PROBLEM: Search for the word "description" in the entries. Each line that holds it should be copied.

DATA EXTRACT:

+ + + +

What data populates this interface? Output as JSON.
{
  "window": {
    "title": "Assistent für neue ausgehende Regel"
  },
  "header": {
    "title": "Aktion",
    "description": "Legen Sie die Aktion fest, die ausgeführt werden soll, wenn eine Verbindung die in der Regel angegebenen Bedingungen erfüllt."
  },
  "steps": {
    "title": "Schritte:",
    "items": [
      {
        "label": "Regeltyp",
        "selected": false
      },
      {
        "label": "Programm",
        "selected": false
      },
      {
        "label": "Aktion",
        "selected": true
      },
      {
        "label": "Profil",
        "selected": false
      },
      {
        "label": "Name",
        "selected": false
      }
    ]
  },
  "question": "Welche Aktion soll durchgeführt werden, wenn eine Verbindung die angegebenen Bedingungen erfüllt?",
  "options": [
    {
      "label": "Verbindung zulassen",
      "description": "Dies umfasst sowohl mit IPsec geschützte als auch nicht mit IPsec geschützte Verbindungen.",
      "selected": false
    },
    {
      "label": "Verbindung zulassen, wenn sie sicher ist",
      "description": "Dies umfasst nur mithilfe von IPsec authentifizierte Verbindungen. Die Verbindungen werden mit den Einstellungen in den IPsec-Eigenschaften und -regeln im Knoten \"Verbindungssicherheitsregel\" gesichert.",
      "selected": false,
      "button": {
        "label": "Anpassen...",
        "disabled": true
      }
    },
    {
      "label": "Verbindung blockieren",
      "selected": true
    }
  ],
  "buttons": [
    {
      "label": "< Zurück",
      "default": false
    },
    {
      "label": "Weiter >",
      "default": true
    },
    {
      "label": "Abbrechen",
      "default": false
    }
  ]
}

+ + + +

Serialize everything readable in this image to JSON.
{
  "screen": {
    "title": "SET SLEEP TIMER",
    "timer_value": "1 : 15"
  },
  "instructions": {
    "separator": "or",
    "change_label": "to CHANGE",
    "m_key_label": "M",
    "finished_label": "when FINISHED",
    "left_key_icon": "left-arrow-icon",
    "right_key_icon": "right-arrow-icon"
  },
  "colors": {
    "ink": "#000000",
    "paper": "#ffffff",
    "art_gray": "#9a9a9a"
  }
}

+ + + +

EXERCISE ANSWER:
    "description": "Legen Sie die Aktion fest, die ausgeführt werden soll, wenn eine Verbindung die in der Regel angegebenen Bedingungen erfüllt."
      "description": "Dies umfasst sowohl mit IPsec geschützte als auch nicht mit IPsec geschützte Verbindungen.",
      "description": "Dies umfasst nur mithilfe von IPsec authentifizierte Verbindungen. Die Verbindungen werden mit den Einstellungen in den IPsec-Eigenschaften und -regeln im Knoten \"Verbindungssicherheitsregel\" gesichert.",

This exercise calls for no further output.